Then start setting priorities. What makes the holiday special for you? For some of the events that are hostess heavy, could someone else take over or share those tasks? Do right by yourself!
A few years ago, I eliminated a live Christmas tree, which seemed to me the essence of Christmas. It was hard, but it was the right decision. We bought a scrappy-looking little artificial tree and no longer had to coordinate with someone to help get the tree home and set up. Now, whoever comes home for Thanksgiving gets the tree down from the attic and sets it up. Together we all decorate. Decorating the tree has become a nice family activity and that is where we now invest the time and energy.
By Faith Unger
CaregiverU Program Director
AGE of Central Texas
The short answer to this question is “The caregiver doesn’t get a caregiver, and the care receiver may not receive as much care.” The longer and more appropriate answer is to the question, “How does a caregiver cope with giving care to an individual when the caregiver is also needing care?”
First, here are some tips to keep the caregiver healthy – so the caregiver does not end up needing a caregiver. These tips are under the broad theme of being proactive, of caring well for oneself, the caregiver. One good first step in being proactive is to listen to the body and to be aware of symptoms. Stop and recognize the pain! It’s wise to pause long enough to analyze the unwell feelings. This means considering the answers to two key questions: “Do I need to take corrective action? Do I need to consult with a doctor or nurse?”
It’s important to not fear needlessly seeing the medical staff. I have often put off going to the doctor because of this fear. Going to the doctor means missed work hours, paying a co-pay, and scheduling care for my spouse. Thus, I overanalyze whether it’s really necessary, more often erring on the side of not seeking medical help. The result is more cost in terms of time and money. Be okay with seeing the medical staff – and there be nothing wrong! That’s all right. It would be nice to hear that there is not a problem. Continue reading
People with dementia become increasingly unable to take care of themselves as their disease advances. However, the disease progresses differently in every person. As a caregiver, you face the ongoing challenge of adapting to each change in your loved one’s behavior and functioning.

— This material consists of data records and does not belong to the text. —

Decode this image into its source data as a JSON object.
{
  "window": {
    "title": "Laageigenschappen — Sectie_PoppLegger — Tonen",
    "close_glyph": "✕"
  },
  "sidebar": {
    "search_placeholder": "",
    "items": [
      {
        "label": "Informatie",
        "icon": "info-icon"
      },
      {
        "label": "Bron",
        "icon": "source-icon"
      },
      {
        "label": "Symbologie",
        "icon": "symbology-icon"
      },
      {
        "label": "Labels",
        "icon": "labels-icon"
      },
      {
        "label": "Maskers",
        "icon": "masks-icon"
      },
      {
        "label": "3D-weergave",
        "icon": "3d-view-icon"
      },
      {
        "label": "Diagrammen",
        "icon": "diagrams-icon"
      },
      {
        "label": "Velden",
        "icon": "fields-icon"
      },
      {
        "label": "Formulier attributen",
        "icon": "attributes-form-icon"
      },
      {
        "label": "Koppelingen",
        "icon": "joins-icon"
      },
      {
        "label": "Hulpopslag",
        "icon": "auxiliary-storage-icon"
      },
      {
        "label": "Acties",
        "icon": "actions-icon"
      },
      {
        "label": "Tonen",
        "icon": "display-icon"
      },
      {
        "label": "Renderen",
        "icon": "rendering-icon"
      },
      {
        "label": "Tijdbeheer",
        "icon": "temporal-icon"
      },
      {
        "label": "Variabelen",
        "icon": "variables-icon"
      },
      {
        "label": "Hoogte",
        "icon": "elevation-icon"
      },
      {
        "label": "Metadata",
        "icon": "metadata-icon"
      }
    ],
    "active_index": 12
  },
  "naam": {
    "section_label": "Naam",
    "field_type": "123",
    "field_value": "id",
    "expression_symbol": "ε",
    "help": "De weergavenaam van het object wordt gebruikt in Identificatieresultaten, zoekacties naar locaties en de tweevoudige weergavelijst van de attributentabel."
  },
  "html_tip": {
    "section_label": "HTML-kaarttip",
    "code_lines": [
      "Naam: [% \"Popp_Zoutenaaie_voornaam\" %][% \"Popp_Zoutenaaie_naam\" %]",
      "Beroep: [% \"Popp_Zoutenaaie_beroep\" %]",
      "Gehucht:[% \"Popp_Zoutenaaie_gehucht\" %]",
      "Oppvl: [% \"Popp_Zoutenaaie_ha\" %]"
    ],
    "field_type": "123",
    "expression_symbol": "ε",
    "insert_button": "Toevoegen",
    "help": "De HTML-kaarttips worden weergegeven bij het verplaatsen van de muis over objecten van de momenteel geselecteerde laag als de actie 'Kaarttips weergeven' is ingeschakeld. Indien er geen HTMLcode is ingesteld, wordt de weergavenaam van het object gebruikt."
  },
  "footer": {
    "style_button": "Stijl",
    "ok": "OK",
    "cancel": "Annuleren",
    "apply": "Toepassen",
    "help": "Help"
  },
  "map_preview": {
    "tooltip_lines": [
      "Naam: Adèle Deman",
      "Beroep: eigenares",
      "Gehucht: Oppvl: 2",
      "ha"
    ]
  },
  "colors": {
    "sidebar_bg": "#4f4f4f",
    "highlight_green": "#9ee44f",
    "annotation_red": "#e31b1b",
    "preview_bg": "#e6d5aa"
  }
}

While there are no hard-and-fast rules on the issue, the National Institutes on Health and the National Institute on Aging both suggest taking into account the behavioral traits of the person with dementia, such as does he/she:
- Become confused or unpredictable under stress?
- Recognize a dangerous situation, such as fire?
- Know how to use the telephone in an emergency?
- Know how to get help?
- Stay content within the home?
- Show signs of agitation, depression, or withdrawal when left alone for any period of time?
- Attempt to pursue former interests or hobbies that might now warrant supervision, such as cooking, appliance repair, or woodworking?
By Michael Gill, President of Texas Senior Living Locators
I’ve found there are three reasons why senior adults and their families decide to move from a long-term residence into a senior living community.
The first reason is when the senior adult is a danger to himself or herself at home. Most frequently—but not always—this is a result of dementia. A senior may wander away from home, leave the stove on, be unsafe taking their medications properly, or be a fall risk both day and night when there are no caregivers present. They may engage in inappropriate behaviors, like trying to use a ladder, or may bother the neighbors or passers-by. The scenarios are endless, but the final result is a risk of a serious injury. When a senior adult is unsafe at home, a move is mandatory. Continue reading